The nature of property ownership has, like so much else, been revolutionized in the age of the internet. For less than 50 years, people have owned assets that exist only on a computer server. Some individuals have realized tremendous profits from these types of assets, which has only been made possible by such technological innovations. Recently, for example, a player of the video game Second Life flipped a piece of the game’s virtual real estate for a cool six-figure profit.
The law moves slowly. Before our legal system can deliver justice to the digital world with the same efficiency as it does in more well-established areas, there will inevitably be stories that illustrate the fact that the law lags behind societal changes.

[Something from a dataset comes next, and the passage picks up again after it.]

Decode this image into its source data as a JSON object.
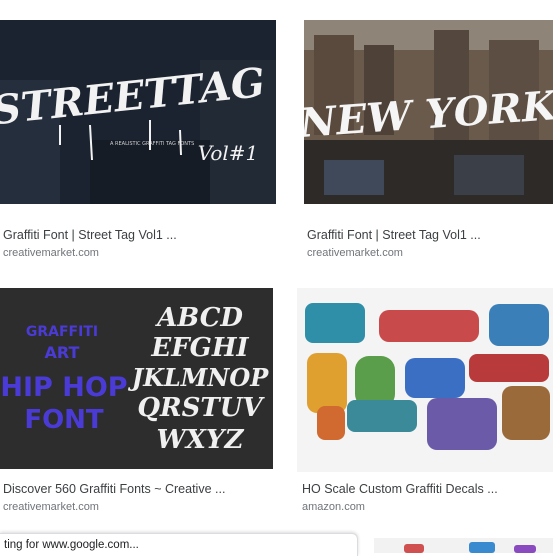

One such story is that of Peggy Bush, a widow who wanted to play a card game on her late husband’s iPad. She could unlock the iPad but didn’t know that her husband had a second password for his Apple ID, which was needed to access his app purchases. Peggy called Apple expecting to resolve the issue quickly, only to be told that she would need to come back with a court order before Apple would reset the password for the account. Peggy was especially irritated because she had been able to transfer the title of the house and the car using only a death certificate and her husband’s will. However, she could not access her husband’s apps…
In addition to the practical uses of family member’s old accounts, social media presence, and other internet profiles, these Digital Assets hold great sentimental value to the family and friends of the recently deceased. In 2013, Eric Rash, the son of Ricky and Diane Rash, committed suicide. Searching for answers and seeking to preserve the memory of their son, the parents sought access to his Facebook account. Facebook denied their request.
This rejection sent Ricky and Diane Rash on a quest to change the legislation surrounding parental access to social media accounts. Their campaign was successful, and Virginia signed into law an act allowing for parents to generally have access to their children’s Digital Assets. Virginia is only one state, and in the majority jurisdictions, parents are not guaranteed access to their children’s online accounts.
Like the Bushes and the Rashes, the parents of Justin Ellsworth, a marine killed in action, tried to access their son’s Yahoo email account after his death. Only after a costly and time-consuming legal process, did the courts order that Yahoo must grant access to Justin Ellsworth’s parents.
All of these cases underscore the uncertainty that surrounds the access to a decedent’s Digital Assets. Legislation such as the Revised Uniform Fiduciary Access to Digital Access Act (“RUFADAA”), which was adopted in Colorado in June of 2016, attempts to pull the legal system into modernity, but confusion and costly legal proceedings are still the norm for families trying to gain access to their family member’s Digital Assets after their death.
In order to avoid the chaos of accessing a deceased’s Digital Assets, with the assistance of a licensed attorney, you can plan ahead with a comprehensive digital estate plan that makes your wishes clear. Whether you want your family to be able to access your online accounts or not, your decision regarding your own property should be yours. Without a plan, that decision is likely to be made in the hands of a court.